The Institute of Medicine has spent more than a year rigorously examining the various physical fitness tests - the sit-ups, mile-long runs and other such tasks - that schools use to test students' fitness.
They find, in a 230-page report out Thursday, that as many a middle school student may have long suspected, there's barely any evidence that most of these tests predict better health outcomes later in life.
The committee’s review of the scientific literature revealed that studies on fitness measures for youth often were not designed to answer questions related to understanding the relationships between fitness measures and health across all ages, genders, and racial/ethnic populations.
The committee came out especially strong against flexibility tests, things like attempting to touch one's toes while sitting -- the dreaded "sit and reach," that has vexed many inflexible eighth graders. Due to a "lack of evidence for an association between flexibility tests and health outcomes," it recommends against "including such tests" in any national guidelines for physical fitness testing.

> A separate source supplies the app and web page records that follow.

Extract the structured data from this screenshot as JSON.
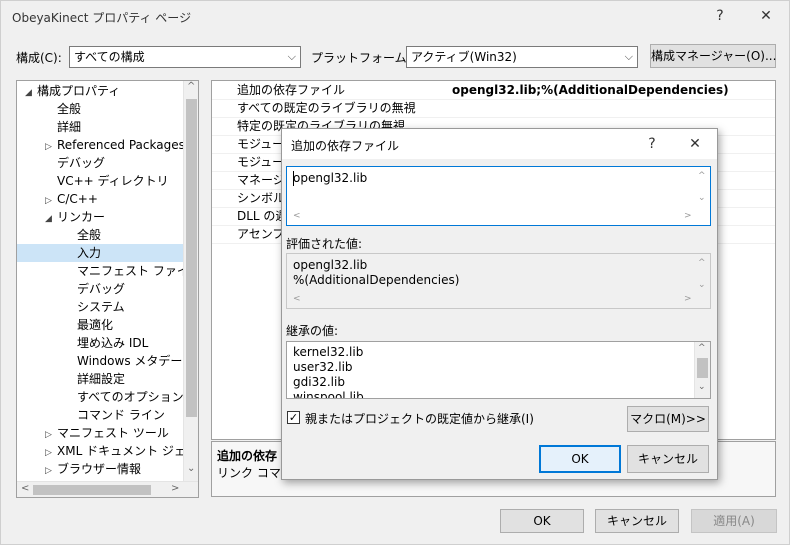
{
  "window": {
    "title": "ObeyaKinect プロパティ ページ",
    "help_glyph": "?",
    "close_glyph": "✕"
  },
  "toolbar": {
    "config_label": "構成(C):",
    "config_value": "すべての構成",
    "platform_label": "プラットフォーム(P):",
    "platform_value": "アクティブ(Win32)",
    "config_manager_label": "構成マネージャー(O)...",
    "dropdown_glyph": "⌵"
  },
  "tree": {
    "items": [
      {
        "label": "構成プロパティ",
        "expander": "◢"
      },
      {
        "label": "全般",
        "expander": ""
      },
      {
        "label": "詳細",
        "expander": ""
      },
      {
        "label": "Referenced Packages",
        "expander": "▷"
      },
      {
        "label": "デバッグ",
        "expander": ""
      },
      {
        "label": "VC++ ディレクトリ",
        "expander": ""
      },
      {
        "label": "C/C++",
        "expander": "▷"
      },
      {
        "label": "リンカー",
        "expander": "◢"
      },
      {
        "label": "全般",
        "expander": ""
      },
      {
        "label": "入力",
        "expander": ""
      },
      {
        "label": "マニフェスト ファイル",
        "expander": ""
      },
      {
        "label": "デバッグ",
        "expander": ""
      },
      {
        "label": "システム",
        "expander": ""
      },
      {
        "label": "最適化",
        "expander": ""
      },
      {
        "label": "埋め込み IDL",
        "expander": ""
      },
      {
        "label": "Windows メタデータ",
        "expander": ""
      },
      {
        "label": "詳細設定",
        "expander": ""
      },
      {
        "label": "すべてのオプション",
        "expander": ""
      },
      {
        "label": "コマンド ライン",
        "expander": ""
      },
      {
        "label": "マニフェスト ツール",
        "expander": "▷"
      },
      {
        "label": "XML ドキュメント ジェネレー",
        "expander": "▷"
      },
      {
        "label": "ブラウザー情報",
        "expander": "▷"
      }
    ],
    "selected_index": 9,
    "scroll_up": "^",
    "scroll_down": "⌄",
    "scroll_left": "<",
    "scroll_right": ">"
  },
  "grid": {
    "rows": [
      {
        "name": "追加の依存ファイル",
        "value": "opengl32.lib;%(AdditionalDependencies)"
      },
      {
        "name": "すべての既定のライブラリの無視",
        "value": ""
      },
      {
        "name": "特定の既定のライブラリの無視",
        "value": ""
      },
      {
        "name": "モジュール",
        "value": ""
      },
      {
        "name": "モジュール",
        "value": ""
      },
      {
        "name": "マネージド",
        "value": ""
      },
      {
        "name": "シンボル参",
        "value": ""
      },
      {
        "name": "DLL の遅",
        "value": ""
      },
      {
        "name": "アセンブリ",
        "value": ""
      }
    ]
  },
  "description": {
    "title": "追加の依存",
    "text": "リンク コマンド"
  },
  "footer": {
    "ok": "OK",
    "cancel": "キャンセル",
    "apply": "適用(A)"
  },
  "dialog": {
    "title": "追加の依存ファイル",
    "help_glyph": "?",
    "close_glyph": "✕",
    "input_value": "opengl32.lib",
    "evaluated_label": "評価された値:",
    "evaluated_lines": [
      "opengl32.lib",
      "%(AdditionalDependencies)"
    ],
    "inherited_label": "継承の値:",
    "inherited_lines": [
      "kernel32.lib",
      "user32.lib",
      "gdi32.lib",
      "winspool.lib"
    ],
    "inherit_checkbox_label": "親またはプロジェクトの既定値から継承(I)",
    "inherit_checked": "✓",
    "macro_button": "マクロ(M)>>",
    "ok": "OK",
    "cancel": "キャンセル"
  }
}
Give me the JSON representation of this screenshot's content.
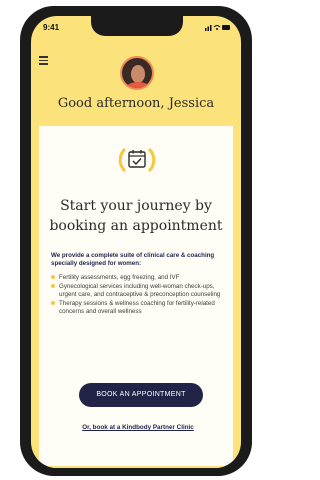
{
  "status_bar": {
    "time": "9:41",
    "indicators": "signal wifi battery"
  },
  "header": {
    "greeting": "Good afternoon, Jessica"
  },
  "card": {
    "icon": "calendar-check-icon",
    "title_line1": "Start your journey by",
    "title_line2": "booking an appointment",
    "intro": "We provide a complete suite of clinical care & coaching specially designed for women:",
    "bullets": [
      "Fertility assessments, egg freezing, and IVF",
      "Gynecological services including well-woman check-ups, urgent care, and contraceptive & preconception counseling",
      "Therapy sessions & wellness coaching for fertility-related concerns and overall wellness"
    ],
    "cta_label": "BOOK AN APPOINTMENT",
    "alt_link": "Or, book at a Kindbody Partner Clinic"
  },
  "colors": {
    "accent": "#fbe27a",
    "button": "#222447",
    "avatar_ring": "#f08a56"
  }
}
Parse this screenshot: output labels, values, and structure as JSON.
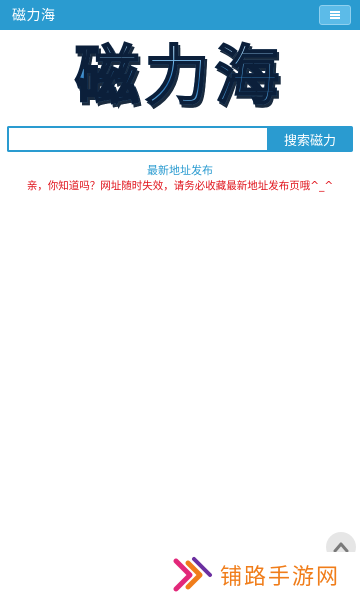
{
  "navbar": {
    "brand": "磁力海",
    "menu_icon": "hamburger-icon"
  },
  "logo": {
    "text": "磁力海"
  },
  "search": {
    "value": "",
    "placeholder": "",
    "button_label": "搜索磁力"
  },
  "links": {
    "latest_address": "最新地址发布"
  },
  "notice": "亲，你知道吗？网址随时失效，请务必收藏最新地址发布页哦^_^",
  "back_to_top_icon": "chevron-up-icon",
  "watermark": {
    "logo_icon": "double-chevron-logo-icon",
    "text": "铺路手游网"
  },
  "colors": {
    "primary": "#2a9bd0",
    "notice": "#e0151d",
    "watermark": "#f07d1a"
  }
}
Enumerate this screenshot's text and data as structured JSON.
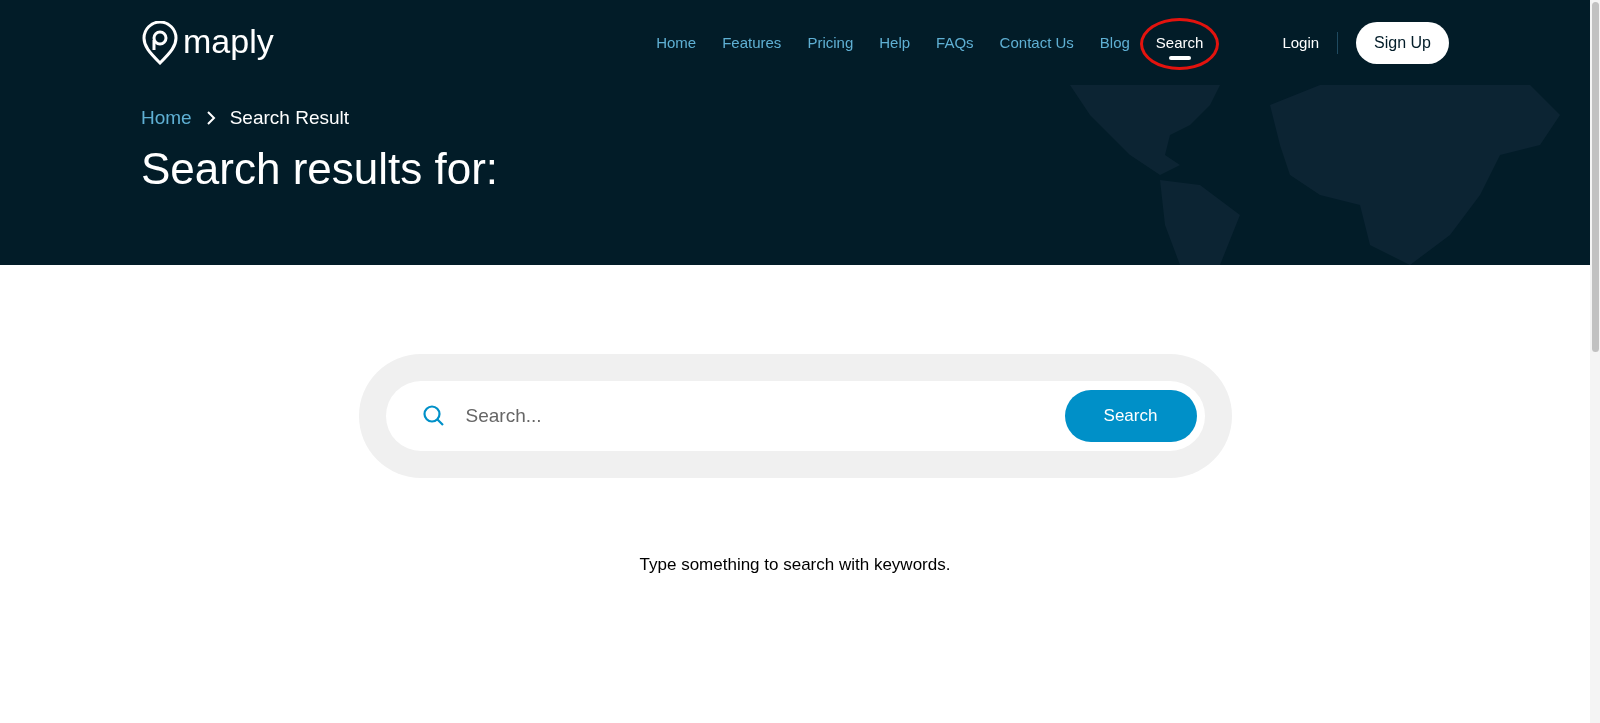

Then, there were those sit-ups. The idea there is generally to measure muscle strength - "musculoskeletal fitness," in wonk terminology. But the committee thought these weren't measuring muscle fitness the right way.
It is apparent that many of these test items do not satisfy the physiological definitions of the three dimensions of musculoskeletal fitness. Muscle endurance fitness test items arguably may be considered the most physiologically valid field tests in youth as opposed to those measuring muscle strength and power, which are more subject to velocity control, loads, and number of repetitions.
The committee does not suggest throwing out all fitness tests, the position my eighth-grade self would have strongly endorsed. Instead, it suggests focusing on the three where there's strong evidence for a relationship to a health outcome. They are a measure of BMI, the shuttle run (to measure cardiorespiratory endurance) and a standing long jump (to measure muscle strength).